I've linked to two files below: an oversized PDF file that can either be printed on a large printer like a plotter or tiled over six 8.5 x 11" pages (see below), as well as an 8.5 x 11" PDF version that includes a printed keyboard.
Horizontal Staff PDF - Oversized (22 x 13")
Horizontal Staff PDF - Letter Size (8.5 x 11")
You are welcome to use these files in your studio and send them home with students for home use! I only ask that you not redistribute or alter them. Please share how you are using them in the comments!
Printing the Oversized PDF at Home:
You can print the oversized file in Adobe Acrobat Reader using 8.5 x 11" paper using by tiling it over 6 pages and trimming carefully!
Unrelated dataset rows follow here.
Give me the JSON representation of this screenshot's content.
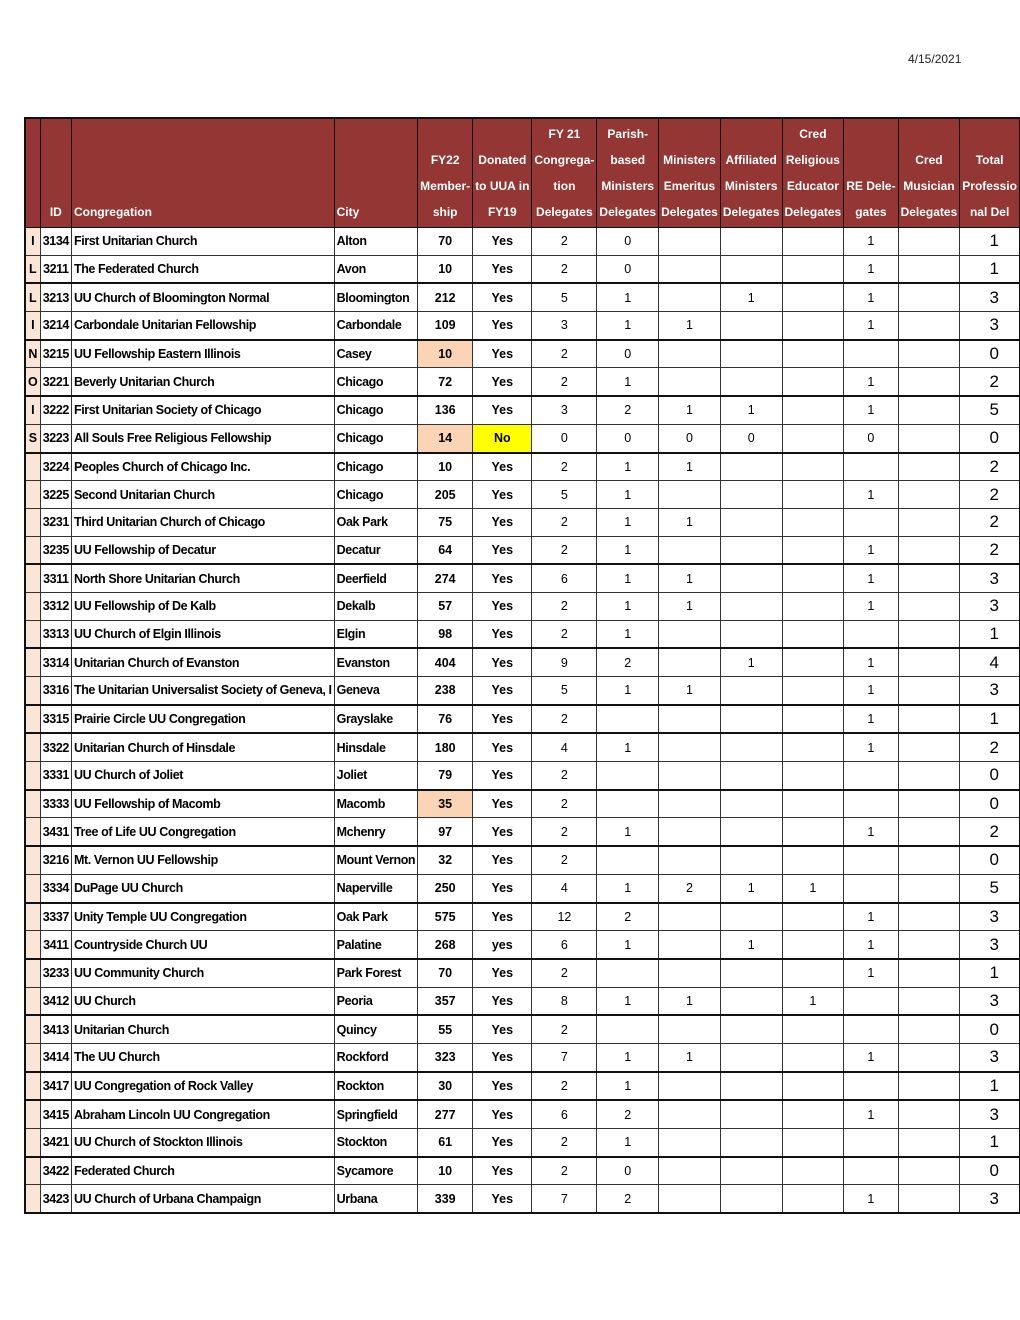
{
  "page": {
    "date": "4/15/2021"
  },
  "colors": {
    "header_bg": "#943634",
    "state_bg": "#fbe5d6",
    "highlight_peach": "#fbd3b5",
    "highlight_yellow": "#ffff00"
  },
  "headers": {
    "state": "",
    "id": "ID",
    "congregation": "Congregation",
    "city": "City",
    "membership": [
      "FY22",
      "Member-",
      "ship"
    ],
    "donated": [
      "Donated",
      "to UUA in",
      "FY19"
    ],
    "fy21": [
      "FY 21",
      "Congrega-",
      "tion",
      "Delegates"
    ],
    "parish": [
      "Parish-",
      "based",
      "Ministers",
      "Delegates"
    ],
    "emeritus": [
      "Ministers",
      "Emeritus",
      "Delegates"
    ],
    "affiliated": [
      "Affiliated",
      "Ministers",
      "Delegates"
    ],
    "cred_re": [
      "Cred",
      "Religious",
      "Educator",
      "Delegates"
    ],
    "re": [
      "RE Dele-",
      "gates"
    ],
    "musician": [
      "Cred",
      "Musician",
      "Delegates"
    ],
    "total": [
      "Total",
      "Professio",
      "nal Del"
    ]
  },
  "rows": [
    {
      "state": "I",
      "id": "3134",
      "congregation": "First Unitarian Church",
      "city": "Alton",
      "membership": "70",
      "donated": "Yes",
      "fy21": "2",
      "parish": "0",
      "emeritus": "",
      "affiliated": "",
      "cred_re": "",
      "re": "1",
      "musician": "",
      "total": "1"
    },
    {
      "state": "L",
      "id": "3211",
      "congregation": "The Federated Church",
      "city": "Avon",
      "membership": "10",
      "donated": "Yes",
      "fy21": "2",
      "parish": "0",
      "emeritus": "",
      "affiliated": "",
      "cred_re": "",
      "re": "1",
      "musician": "",
      "total": "1"
    },
    {
      "state": "L",
      "id": "3213",
      "congregation": "UU Church of Bloomington Normal",
      "city": "Bloomington",
      "membership": "212",
      "donated": "Yes",
      "fy21": "5",
      "parish": "1",
      "emeritus": "",
      "affiliated": "1",
      "cred_re": "",
      "re": "1",
      "musician": "",
      "total": "3"
    },
    {
      "state": "I",
      "id": "3214",
      "congregation": "Carbondale Unitarian Fellowship",
      "city": "Carbondale",
      "membership": "109",
      "donated": "Yes",
      "fy21": "3",
      "parish": "1",
      "emeritus": "1",
      "affiliated": "",
      "cred_re": "",
      "re": "1",
      "musician": "",
      "total": "3"
    },
    {
      "state": "N",
      "id": "3215",
      "congregation": "UU Fellowship Eastern Illinois",
      "city": "Casey",
      "membership": "10",
      "membership_highlight": "peach",
      "donated": "Yes",
      "fy21": "2",
      "parish": "0",
      "emeritus": "",
      "affiliated": "",
      "cred_re": "",
      "re": "",
      "musician": "",
      "total": "0"
    },
    {
      "state": "O",
      "id": "3221",
      "congregation": "Beverly Unitarian Church",
      "city": "Chicago",
      "membership": "72",
      "donated": "Yes",
      "fy21": "2",
      "parish": "1",
      "emeritus": "",
      "affiliated": "",
      "cred_re": "",
      "re": "1",
      "musician": "",
      "total": "2"
    },
    {
      "state": "I",
      "id": "3222",
      "congregation": "First Unitarian Society of Chicago",
      "city": "Chicago",
      "membership": "136",
      "donated": "Yes",
      "fy21": "3",
      "parish": "2",
      "emeritus": "1",
      "affiliated": "1",
      "cred_re": "",
      "re": "1",
      "musician": "",
      "total": "5"
    },
    {
      "state": "S",
      "id": "3223",
      "congregation": "All Souls Free Religious Fellowship",
      "city": "Chicago",
      "membership": "14",
      "membership_highlight": "peach",
      "donated": "No",
      "donated_highlight": "yellow",
      "fy21": "0",
      "parish": "0",
      "emeritus": "0",
      "affiliated": "0",
      "cred_re": "",
      "re": "0",
      "musician": "",
      "total": "0"
    },
    {
      "state": "",
      "id": "3224",
      "congregation": "Peoples Church of Chicago Inc.",
      "city": "Chicago",
      "membership": "10",
      "donated": "Yes",
      "fy21": "2",
      "parish": "1",
      "emeritus": "1",
      "affiliated": "",
      "cred_re": "",
      "re": "",
      "musician": "",
      "total": "2"
    },
    {
      "state": "",
      "id": "3225",
      "congregation": "Second Unitarian Church",
      "city": "Chicago",
      "membership": "205",
      "donated": "Yes",
      "fy21": "5",
      "parish": "1",
      "emeritus": "",
      "affiliated": "",
      "cred_re": "",
      "re": "1",
      "musician": "",
      "total": "2"
    },
    {
      "state": "",
      "id": "3231",
      "congregation": "Third Unitarian Church of Chicago",
      "city": "Oak Park",
      "membership": "75",
      "donated": "Yes",
      "fy21": "2",
      "parish": "1",
      "emeritus": "1",
      "affiliated": "",
      "cred_re": "",
      "re": "",
      "musician": "",
      "total": "2"
    },
    {
      "state": "",
      "id": "3235",
      "congregation": "UU Fellowship of Decatur",
      "city": "Decatur",
      "membership": "64",
      "donated": "Yes",
      "fy21": "2",
      "parish": "1",
      "emeritus": "",
      "affiliated": "",
      "cred_re": "",
      "re": "1",
      "musician": "",
      "total": "2"
    },
    {
      "state": "",
      "id": "3311",
      "congregation": "North Shore Unitarian Church",
      "city": "Deerfield",
      "membership": "274",
      "donated": "Yes",
      "fy21": "6",
      "parish": "1",
      "emeritus": "1",
      "affiliated": "",
      "cred_re": "",
      "re": "1",
      "musician": "",
      "total": "3"
    },
    {
      "state": "",
      "id": "3312",
      "congregation": "UU Fellowship of De Kalb",
      "city": "Dekalb",
      "membership": "57",
      "donated": "Yes",
      "fy21": "2",
      "parish": "1",
      "emeritus": "1",
      "affiliated": "",
      "cred_re": "",
      "re": "1",
      "musician": "",
      "total": "3"
    },
    {
      "state": "",
      "id": "3313",
      "congregation": "UU Church of Elgin Illinois",
      "city": "Elgin",
      "membership": "98",
      "donated": "Yes",
      "fy21": "2",
      "parish": "1",
      "emeritus": "",
      "affiliated": "",
      "cred_re": "",
      "re": "",
      "musician": "",
      "total": "1"
    },
    {
      "state": "",
      "id": "3314",
      "congregation": "Unitarian Church of Evanston",
      "city": "Evanston",
      "membership": "404",
      "donated": "Yes",
      "fy21": "9",
      "parish": "2",
      "emeritus": "",
      "affiliated": "1",
      "cred_re": "",
      "re": "1",
      "musician": "",
      "total": "4"
    },
    {
      "state": "",
      "id": "3316",
      "congregation": "The Unitarian Universalist Society of Geneva, I",
      "city": "Geneva",
      "membership": "238",
      "donated": "Yes",
      "fy21": "5",
      "parish": "1",
      "emeritus": "1",
      "affiliated": "",
      "cred_re": "",
      "re": "1",
      "musician": "",
      "total": "3"
    },
    {
      "state": "",
      "id": "3315",
      "congregation": "Prairie Circle UU Congregation",
      "city": "Grayslake",
      "membership": "76",
      "donated": "Yes",
      "fy21": "2",
      "parish": "",
      "emeritus": "",
      "affiliated": "",
      "cred_re": "",
      "re": "1",
      "musician": "",
      "total": "1"
    },
    {
      "state": "",
      "id": "3322",
      "congregation": "Unitarian Church of Hinsdale",
      "city": "Hinsdale",
      "membership": "180",
      "donated": "Yes",
      "fy21": "4",
      "parish": "1",
      "emeritus": "",
      "affiliated": "",
      "cred_re": "",
      "re": "1",
      "musician": "",
      "total": "2"
    },
    {
      "state": "",
      "id": "3331",
      "congregation": "UU Church of Joliet",
      "city": "Joliet",
      "membership": "79",
      "donated": "Yes",
      "fy21": "2",
      "parish": "",
      "emeritus": "",
      "affiliated": "",
      "cred_re": "",
      "re": "",
      "musician": "",
      "total": "0"
    },
    {
      "state": "",
      "id": "3333",
      "congregation": "UU Fellowship of Macomb",
      "city": "Macomb",
      "membership": "35",
      "membership_highlight": "peach",
      "donated": "Yes",
      "fy21": "2",
      "parish": "",
      "emeritus": "",
      "affiliated": "",
      "cred_re": "",
      "re": "",
      "musician": "",
      "total": "0"
    },
    {
      "state": "",
      "id": "3431",
      "congregation": "Tree of Life UU Congregation",
      "city": "Mchenry",
      "membership": "97",
      "donated": "Yes",
      "fy21": "2",
      "parish": "1",
      "emeritus": "",
      "affiliated": "",
      "cred_re": "",
      "re": "1",
      "musician": "",
      "total": "2"
    },
    {
      "state": "",
      "id": "3216",
      "congregation": "Mt. Vernon UU Fellowship",
      "city": "Mount Vernon",
      "membership": "32",
      "donated": "Yes",
      "fy21": "2",
      "parish": "",
      "emeritus": "",
      "affiliated": "",
      "cred_re": "",
      "re": "",
      "musician": "",
      "total": "0"
    },
    {
      "state": "",
      "id": "3334",
      "congregation": "DuPage UU Church",
      "city": "Naperville",
      "membership": "250",
      "donated": "Yes",
      "fy21": "4",
      "parish": "1",
      "emeritus": "2",
      "affiliated": "1",
      "cred_re": "1",
      "re": "",
      "musician": "",
      "total": "5"
    },
    {
      "state": "",
      "id": "3337",
      "congregation": "Unity Temple UU Congregation",
      "city": "Oak Park",
      "membership": "575",
      "donated": "Yes",
      "fy21": "12",
      "parish": "2",
      "emeritus": "",
      "affiliated": "",
      "cred_re": "",
      "re": "1",
      "musician": "",
      "total": "3"
    },
    {
      "state": "",
      "id": "3411",
      "congregation": "Countryside Church   UU",
      "city": "Palatine",
      "membership": "268",
      "donated": "yes",
      "fy21": "6",
      "parish": "1",
      "emeritus": "",
      "affiliated": "1",
      "cred_re": "",
      "re": "1",
      "musician": "",
      "total": "3"
    },
    {
      "state": "",
      "id": "3233",
      "congregation": "UU Community Church",
      "city": "Park Forest",
      "membership": "70",
      "donated": "Yes",
      "fy21": "2",
      "parish": "",
      "emeritus": "",
      "affiliated": "",
      "cred_re": "",
      "re": "1",
      "musician": "",
      "total": "1"
    },
    {
      "state": "",
      "id": "3412",
      "congregation": "UU Church",
      "city": "Peoria",
      "membership": "357",
      "donated": "Yes",
      "fy21": "8",
      "parish": "1",
      "emeritus": "1",
      "affiliated": "",
      "cred_re": "1",
      "re": "",
      "musician": "",
      "total": "3"
    },
    {
      "state": "",
      "id": "3413",
      "congregation": "Unitarian Church",
      "city": "Quincy",
      "membership": "55",
      "donated": "Yes",
      "fy21": "2",
      "parish": "",
      "emeritus": "",
      "affiliated": "",
      "cred_re": "",
      "re": "",
      "musician": "",
      "total": "0"
    },
    {
      "state": "",
      "id": "3414",
      "congregation": "The UU Church",
      "city": "Rockford",
      "membership": "323",
      "donated": "Yes",
      "fy21": "7",
      "parish": "1",
      "emeritus": "1",
      "affiliated": "",
      "cred_re": "",
      "re": "1",
      "musician": "",
      "total": "3"
    },
    {
      "state": "",
      "id": "3417",
      "congregation": "UU Congregation of Rock Valley",
      "city": "Rockton",
      "membership": "30",
      "donated": "Yes",
      "fy21": "2",
      "parish": "1",
      "emeritus": "",
      "affiliated": "",
      "cred_re": "",
      "re": "",
      "musician": "",
      "total": "1"
    },
    {
      "state": "",
      "id": "3415",
      "congregation": "Abraham Lincoln UU Congregation",
      "city": "Springfield",
      "membership": "277",
      "donated": "Yes",
      "fy21": "6",
      "parish": "2",
      "emeritus": "",
      "affiliated": "",
      "cred_re": "",
      "re": "1",
      "musician": "",
      "total": "3"
    },
    {
      "state": "",
      "id": "3421",
      "congregation": "UU Church of Stockton Illinois",
      "city": "Stockton",
      "membership": "61",
      "donated": "Yes",
      "fy21": "2",
      "parish": "1",
      "emeritus": "",
      "affiliated": "",
      "cred_re": "",
      "re": "",
      "musician": "",
      "total": "1"
    },
    {
      "state": "",
      "id": "3422",
      "congregation": "Federated Church",
      "city": "Sycamore",
      "membership": "10",
      "donated": "Yes",
      "fy21": "2",
      "parish": "0",
      "emeritus": "",
      "affiliated": "",
      "cred_re": "",
      "re": "",
      "musician": "",
      "total": "0"
    },
    {
      "state": "",
      "id": "3423",
      "congregation": "UU Church of Urbana Champaign",
      "city": "Urbana",
      "membership": "339",
      "donated": "Yes",
      "fy21": "7",
      "parish": "2",
      "emeritus": "",
      "affiliated": "",
      "cred_re": "",
      "re": "1",
      "musician": "",
      "total": "3"
    }
  ]
}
A couple years ago, I made my own Velcro staff to use with my students. It's come in handy for many activities, from identifying landmark notes to melodic transcription. It is sturdy, lightweight, and sits easily on my upright piano's music stand. I've posted instructions below on how to make your own. If you do, please let me know how it turns out!
My student really enjoyed this piece from Tales of a Musical Journey Book 2, called The Grasshopper. I added a simple treble duet with quirky grace notes, which she thought sounded like a cricket. Fun for both of us :-)
This post is a modified version of an "About Practicing" handout I recently made for parents of my piano students. A lot of prospective have questions about what home piano practice looks like. Endless amounts could be (and have been) written on this topic, but here are some helpful basics to keep in mind:
How much should students practice?
Daily, quality practice is essential to a student's progress and enjoyment in piano. Unlike other activities for children, which are often scheduled 2-3x a week, piano lessons are generally scheduled only once a week, so reinforcement at home is very necessary. In my studio, I give the following guidelines:
What is meaningful practice?
Meaningful practice is, essentially, practice that helps reinforce concepts learned in the lesson. It is extremely helpful for students to practice immediately after their lesson, or the very next day, to reinforce what they just learned. Students may need to be reminded to work on the assigned goals for each piece. Simply playing through pieces without specific goals in mind is not meaningful practice.
What about repetition? How many times should a student play each piece (or phrase or section)?
Students rarely do their best work on their first try. Repetition is important for improvement, but it helps to focus on improving one thing per repetition. Point out positives before reminding students about something they forgot to do or still need to work on.
Sometimes my child just wants to “mess around” on the piano and make up their own songs. How can I get them to focus on their assignments?
Messing around (improvising) on the piano is a wonderful activity with many benefits and should not be discouraged. Remind your child that they may only have a certain amount of time to play the piano (before it's time for dinner, for example) and that they need to make sure they have time for their lesson assignments too, so that they can get better at playing the piano.
Thoughts on Piano Teaching
Lauren Sonder is a piano teacher in Norman, OK.
She believes in providing a well rounded musical education that emphasizes training the ear, learning music in a variety of styles, and being creatively engaged at the piano.